In November 2010, FERC’s Office of Enforcement (“Enforcement”) opened a preliminary non-public investigation of Enerwise after a referral from PJM based on “irregular electricity consumption activity” by MSA right before three PJM emergency events in the Baltimore Gas & Electric zone.  Specifically, witnesses told PJM that MSA turned on the lighting at the Camden Yards stadium on a day when the Baltimore Orioles were not playing a game, and immediately after PJM declared an emergency event.  In PJM, the ILR program paid participants who agreed to reduce load during certain zonal emergency events.  The ILR program also allowed CSPs like Enerwise to combine their customers’ demand response commitments by zone with PJM.  PJM paid CSPs a fixed annual capacity payment for their “zonal portfolio of ILR resources” by MW, which was then divided with the CSP’s individual customers.

In July 2012, FERC issued an order converting the preliminary, non-public investigation of Enerwise into a formal investigation.  During the formal investigation, Enforcement’s found that Enerwise registered MSA for the ILR program in violation of the PJM Tariff.  Specifically, the Tariff required CSPs to nominate ILR values for individual resources limited to the value “appropriate for the method by which the load reduction would be accomplished.”  According to the Settlement, MSA’s registration was based on operation of two backup generators and an ice storage facility; however, operational problems could cause the generators to trip off-line if operated simultaneously.  Enerwise proceeded to register MSA despite the knowledge that intended repairs to stop this operational problem had not been made or scheduled.

Enforcement also made a number of other findings regarding Enerwise’s activities:

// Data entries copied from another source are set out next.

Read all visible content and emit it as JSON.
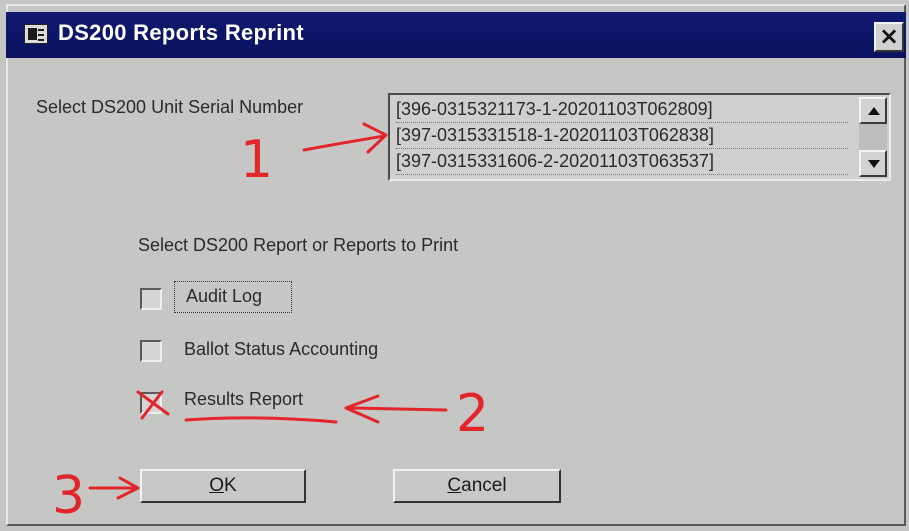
{
  "window": {
    "title": "DS200 Reports Reprint",
    "close_glyph": "×"
  },
  "serial": {
    "label": "Select DS200 Unit Serial Number",
    "items": [
      "[396-0315321173-1-20201103T062809]",
      "[397-0315331518-1-20201103T062838]",
      "[397-0315331606-2-20201103T063537]"
    ]
  },
  "reports": {
    "label": "Select DS200 Report or Reports to Print",
    "options": [
      {
        "label": "Audit Log",
        "checked": false
      },
      {
        "label": "Ballot Status Accounting",
        "checked": false
      },
      {
        "label": "Results Report",
        "checked": true
      }
    ]
  },
  "buttons": {
    "ok_accel": "O",
    "ok_rest": "K",
    "cancel_accel": "C",
    "cancel_rest": "ancel"
  },
  "annotations": {
    "color": "#e2252a",
    "marks": [
      "1",
      "2",
      "3"
    ]
  },
  "colors": {
    "titlebar": "#0a1260",
    "dialog": "#c6c7c5"
  }
}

  • Enerwise violated the Commission’s Anti-Manipulation Rule, as Enerwise knew or should have known that MSA could not reliably operate both generators simultaneously to provide demand response.
  • Enerwise violated the Anti-Manipulation Rule by registering MSA for a 4.6 MW load reduction and arranging for an engineer to assist MSA to temporarily operate its generators simultaneously for a PJM test event.
  • Enerwise instructed MSA to increase its load at Camden Yards before the PJM test event to show a larger load profile and therefore larger load reduction than had actually occurred.
  • Enerwise was paid for 1.8 MW of load reduction MSA could not have reliably provided.

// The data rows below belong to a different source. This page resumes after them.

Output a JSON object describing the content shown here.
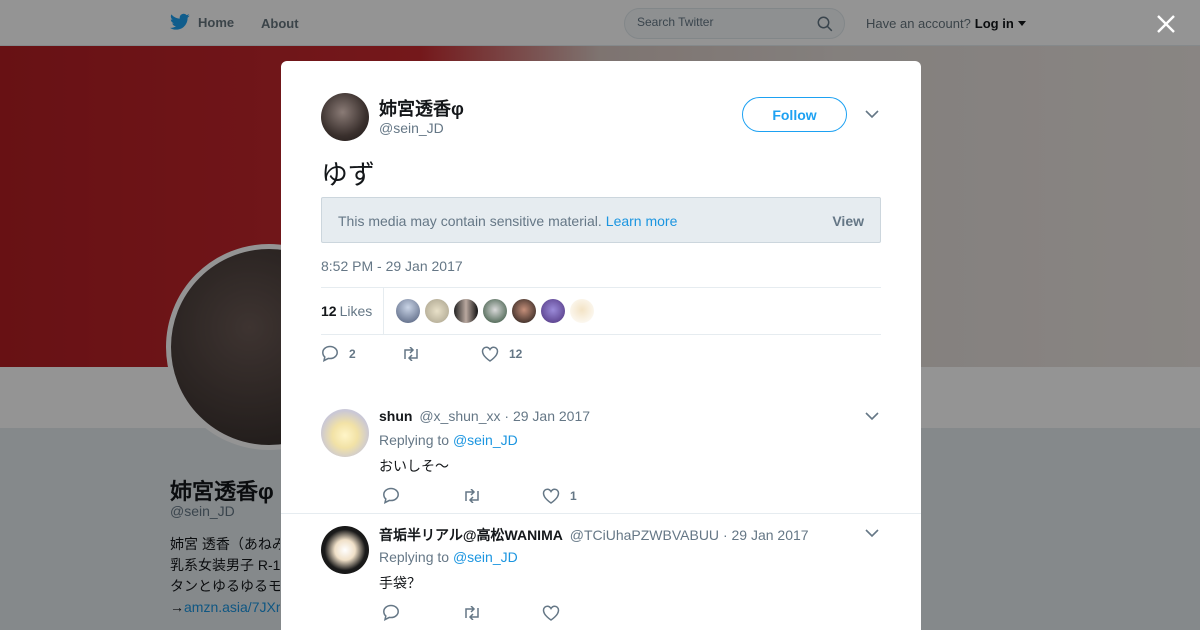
{
  "nav": {
    "home_label": "Home",
    "about_label": "About",
    "search_placeholder": "Search Twitter",
    "account_text": "Have an account?",
    "login_label": "Log in"
  },
  "background_profile": {
    "name": "姉宮透香φ",
    "handle": "@sein_JD",
    "bio_lines": [
      "姉宮 透香（あねみ",
      "乳系女装男子 R-1",
      "タンとゆるゆるモ"
    ],
    "bio_link_prefix": "→",
    "bio_link": "amzn.asia/7JXr"
  },
  "tweet": {
    "author_name": "姉宮透香φ",
    "author_handle": "@sein_JD",
    "follow_label": "Follow",
    "text": "ゆず",
    "sensitive_message": "This media may contain sensitive material.",
    "learn_more_label": "Learn more",
    "view_label": "View",
    "timestamp": "8:52 PM - 29 Jan 2017",
    "likes_count": "12",
    "likes_label": "Likes",
    "reply_count": "2",
    "retweet_count": "",
    "like_count": "12"
  },
  "replies": [
    {
      "name": "shun",
      "handle": "@x_shun_xx",
      "date": "· 29 Jan 2017",
      "replying_prefix": "Replying to",
      "replying_to": "@sein_JD",
      "text": "おいしそ〜",
      "reply_count": "",
      "retweet_count": "",
      "like_count": "1"
    },
    {
      "name": "音垢半リアル@高松WANIMA",
      "handle": "@TCiUhaPZWBVABUU",
      "date": "· 29 Jan 2017",
      "replying_prefix": "Replying to",
      "replying_to": "@sein_JD",
      "text": "手袋？",
      "reply_count": "",
      "retweet_count": "",
      "like_count": ""
    }
  ],
  "colors": {
    "brand": "#1da1f2",
    "link": "#1b95e0",
    "secondary_text": "#657786"
  }
}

In determining the appropriate civil penalty, Enforcement considered that the violations caused less than $200,000 in market harm, the violation lasted less than 250 days, Enerwise had no prior history of violations, and cooperated fully.  Enerwise, however, had no documented compliance program at the time of its violations, and senior management was involved in the violations.

A copy of the Settlement is available here.